* **YOUR ASSIGNMENT**: Repeat the records exactly, with one exception: no images.

* **DATA FOR PROCESSING**:
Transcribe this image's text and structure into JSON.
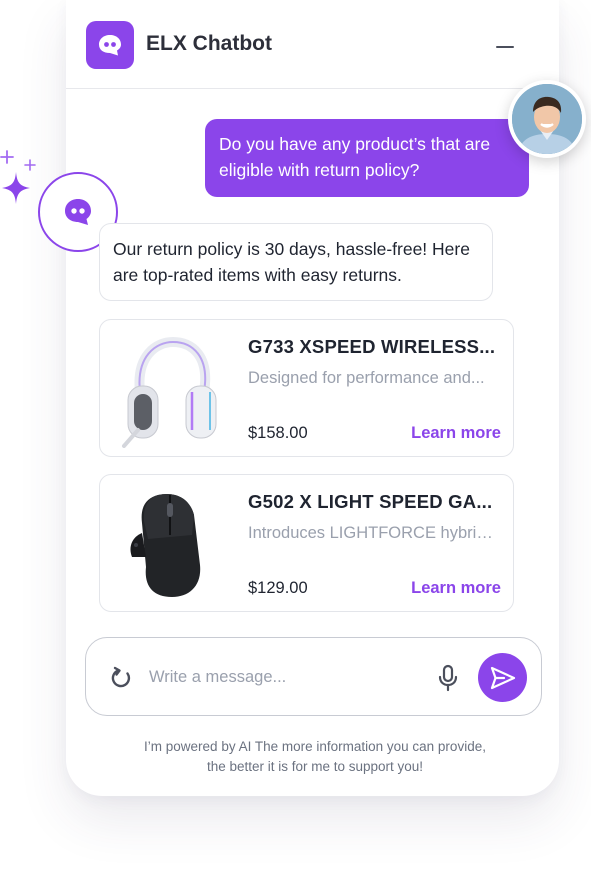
{
  "colors": {
    "accent": "#8b45ea",
    "accent_light": "#9b5cf0",
    "text_dark": "#1f2430",
    "text_muted": "#9aa0ad"
  },
  "header": {
    "title": "ELX Chatbot",
    "logo_icon": "chat-bubble-icon",
    "minimize_icon": "minimize-icon"
  },
  "messages": {
    "user": {
      "text": "Do you have any product’s that are eligible with return policy?"
    },
    "bot": {
      "text": "Our return policy is 30 days, hassle-free! Here are top-rated items with easy returns."
    }
  },
  "products": [
    {
      "name": "G733 XSPEED WIRELESS...",
      "description": "Designed for performance and...",
      "price": "$158.00",
      "link_label": "Learn more",
      "image_icon": "headset-image"
    },
    {
      "name": "G502 X LIGHT SPEED GA...",
      "description": "Introduces LIGHTFORCE hybrid...",
      "price": "$129.00",
      "link_label": "Learn more",
      "image_icon": "mouse-image"
    }
  ],
  "composer": {
    "placeholder": "Write a message...",
    "refresh_icon": "refresh-icon",
    "mic_icon": "microphone-icon",
    "send_icon": "send-icon"
  },
  "footer": {
    "line1": "I’m powered by AI The more information you can provide,",
    "line2": "the better it is for me to support you!"
  }
}
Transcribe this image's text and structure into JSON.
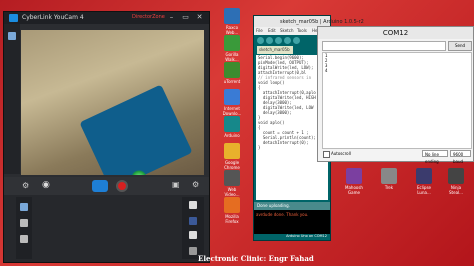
{
  "youcam": {
    "title": "CyberLink YouCam 4",
    "brand_link": "DirectorZone"
  },
  "ide": {
    "title": "sketch_mar05b | Arduino 1.0.5-r2",
    "menu": [
      "File",
      "Edit",
      "Sketch",
      "Tools",
      "Help"
    ],
    "tab": "sketch_mar05b",
    "code_lines": [
      "Serial.begin(9600);",
      "pinMode(led, OUTPUT);",
      "digitalWrite(led, LOW);",
      "attachInterrupt(0,bl",
      "// infrared sensors in",
      "",
      "void loop()",
      "{",
      "  attachInterrupt(0,aplo",
      "  digitalWrite(led, HIGH",
      "  delay(3000);",
      "  digitalWrite(led, LOW",
      "  delay(3000);",
      "}",
      "",
      "void aplo()",
      "{",
      "  count = count + 1 ;",
      "  Serial.println(count);",
      "  detachInterrupt(0);",
      "}"
    ],
    "status": "Done uploading.",
    "console": "avrdude done.  Thank you.",
    "footer": "Arduino Uno on COM12"
  },
  "serial": {
    "title": "COM12",
    "send_label": "Send",
    "output_lines": [
      "1",
      "2",
      "3",
      "4"
    ],
    "autoscroll_label": "Autoscroll",
    "line_ending": "No line ending",
    "baud": "9600 baud"
  },
  "desktop_icons": [
    {
      "label": "Raxco\nWeb...",
      "color": "#2d6fb5"
    },
    {
      "label": "Gorilla\nWalk...",
      "color": "#3a9a3a"
    },
    {
      "label": "uTorrent",
      "color": "#3c8c2f"
    },
    {
      "label": "Internet\nDownlo...",
      "color": "#3a7bd5"
    },
    {
      "label": "Arduino",
      "color": "#16888a"
    },
    {
      "label": "Google\nChrome",
      "color": "#e8b12c"
    },
    {
      "label": "Web\nVideo...",
      "color": "#555555"
    },
    {
      "label": "Mozilla\nFirefox",
      "color": "#e56d21"
    },
    {
      "label": "Mahoosh\nGame",
      "color": "#7b3fa0"
    },
    {
      "label": "Trek",
      "color": "#888888"
    },
    {
      "label": "Eclipse\nLuna...",
      "color": "#3b3b6d"
    },
    {
      "label": "Ninja\nSteal...",
      "color": "#444444"
    }
  ],
  "caption": "Electronic Clinic:  Engr Fahad"
}
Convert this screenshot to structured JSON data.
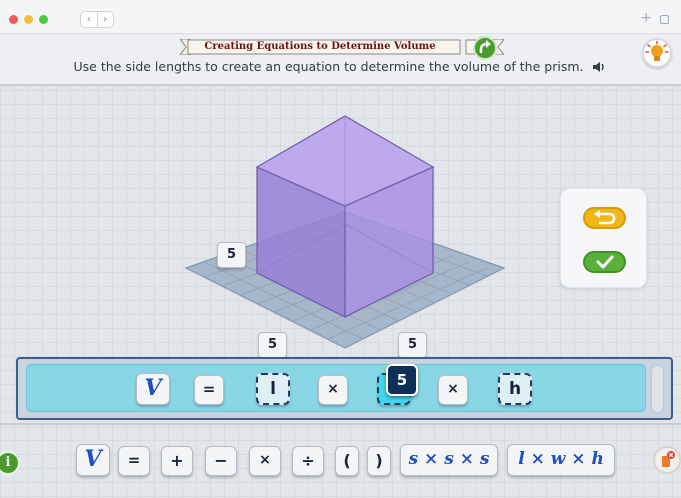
{
  "browser": {
    "back_icon": "chevron-left-icon",
    "forward_icon": "chevron-right-icon",
    "new_tab_label": "+"
  },
  "header": {
    "title": "Creating Equations to Determine Volume",
    "instructions": "Use the side lengths to create an equation to determine the volume of the prism."
  },
  "prism": {
    "side_labels": [
      "5",
      "5",
      "5"
    ]
  },
  "equation": {
    "tiles": [
      "V",
      "=",
      "l",
      "×",
      "",
      "×",
      "h"
    ],
    "popup_value": "5"
  },
  "palette": {
    "tiles": [
      "V",
      "=",
      "+",
      "−",
      "×",
      "÷",
      "(",
      ")",
      "s × s × s",
      "l × w × h"
    ]
  },
  "footer": {
    "info_label": "i"
  },
  "colors": {
    "accent_blue": "#1f4fbf",
    "equation_bar": "#88d6e5",
    "prism_fill": "#a48ee0",
    "undo_button": "#f2b516",
    "check_button": "#59b13a"
  }
}
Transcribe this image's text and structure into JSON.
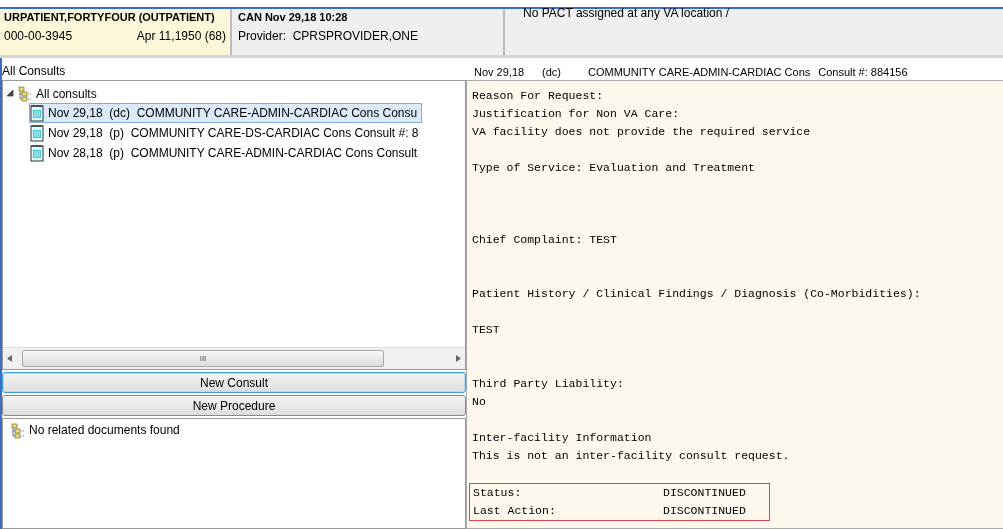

* **OUTPUT FOR THIS TASK**:
Transcribe this image's text and structure into JSON.
{
  "colors": {
    "accent": "#8b45ea",
    "accent_light": "#9b5cf0",
    "text_dark": "#1f2430",
    "text_muted": "#9aa0ad"
  },
  "header": {
    "title": "ELX Chatbot",
    "logo_icon": "chat-bubble-icon",
    "minimize_icon": "minimize-icon"
  },
  "messages": {
    "user": {
      "text": "Do you have any product’s that are eligible with return policy?"
    },
    "bot": {
      "text": "Our return policy is 30 days, hassle-free! Here are top-rated items with easy returns."
    }
  },
  "products": [
    {
      "name": "G733 XSPEED WIRELESS...",
      "description": "Designed for performance and...",
      "price": "$158.00",
      "link_label": "Learn more",
      "image_icon": "headset-image"
    },
    {
      "name": "G502 X LIGHT SPEED GA...",
      "description": "Introduces LIGHTFORCE hybrid...",
      "price": "$129.00",
      "link_label": "Learn more",
      "image_icon": "mouse-image"
    }
  ],
  "composer": {
    "placeholder": "Write a message...",
    "refresh_icon": "refresh-icon",
    "mic_icon": "microphone-icon",
    "send_icon": "send-icon"
  },
  "footer": {
    "line1": "I’m powered by AI The more information you can provide,",
    "line2": "the better it is for me to support you!"
  }
}
Transcribe this image's text and structure into JSON.
{
  "youcam": {
    "title": "CyberLink YouCam 4",
    "brand_link": "DirectorZone"
  },
  "ide": {
    "title": "sketch_mar05b | Arduino 1.0.5-r2",
    "menu": [
      "File",
      "Edit",
      "Sketch",
      "Tools",
      "Help"
    ],
    "tab": "sketch_mar05b",
    "code_lines": [
      "Serial.begin(9600);",
      "pinMode(led, OUTPUT);",
      "digitalWrite(led, LOW);",
      "attachInterrupt(0,bl",
      "// infrared sensors in",
      "",
      "void loop()",
      "{",
      "  attachInterrupt(0,aplo",
      "  digitalWrite(led, HIGH",
      "  delay(3000);",
      "  digitalWrite(led, LOW",
      "  delay(3000);",
      "}",
      "",
      "void aplo()",
      "{",
      "  count = count + 1 ;",
      "  Serial.println(count);",
      "  detachInterrupt(0);",
      "}"
    ],
    "status": "Done uploading.",
    "console": "avrdude done.  Thank you.",
    "footer": "Arduino Uno on COM12"
  },
  "serial": {
    "title": "COM12",
    "send_label": "Send",
    "output_lines": [
      "1",
      "2",
      "3",
      "4"
    ],
    "autoscroll_label": "Autoscroll",
    "line_ending": "No line ending",
    "baud": "9600 baud"
  },
  "desktop_icons": [
    {
      "label": "Raxco\nWeb...",
      "color": "#2d6fb5"
    },
    {
      "label": "Gorilla\nWalk...",
      "color": "#3a9a3a"
    },
    {
      "label": "uTorrent",
      "color": "#3c8c2f"
    },
    {
      "label": "Internet\nDownlo...",
      "color": "#3a7bd5"
    },
    {
      "label": "Arduino",
      "color": "#16888a"
    },
    {
      "label": "Google\nChrome",
      "color": "#e8b12c"
    },
    {
      "label": "Web\nVideo...",
      "color": "#555555"
    },
    {
      "label": "Mozilla\nFirefox",
      "color": "#e56d21"
    },
    {
      "label": "Mahoosh\nGame",
      "color": "#7b3fa0"
    },
    {
      "label": "Trek",
      "color": "#888888"
    },
    {
      "label": "Eclipse\nLuna...",
      "color": "#3b3b6d"
    },
    {
      "label": "Ninja\nSteal...",
      "color": "#444444"
    }
  ],
  "caption": "Electronic Clinic:  Engr Fahad"
}
Convert this screenshot to structured JSON data.
{
  "browser": {
    "back_icon": "chevron-left-icon",
    "forward_icon": "chevron-right-icon",
    "new_tab_label": "+"
  },
  "header": {
    "title": "Creating Equations to Determine Volume",
    "instructions": "Use the side lengths to create an equation to determine the volume of the prism."
  },
  "prism": {
    "side_labels": [
      "5",
      "5",
      "5"
    ]
  },
  "equation": {
    "tiles": [
      "V",
      "=",
      "l",
      "×",
      "",
      "×",
      "h"
    ],
    "popup_value": "5"
  },
  "palette": {
    "tiles": [
      "V",
      "=",
      "+",
      "−",
      "×",
      "÷",
      "(",
      ")",
      "s × s × s",
      "l × w × h"
    ]
  },
  "footer": {
    "info_label": "i"
  },
  "colors": {
    "accent_blue": "#1f4fbf",
    "equation_bar": "#88d6e5",
    "prism_fill": "#a48ee0",
    "undo_button": "#f2b516",
    "check_button": "#59b13a"
  }
}
Transcribe this image's text and structure into JSON.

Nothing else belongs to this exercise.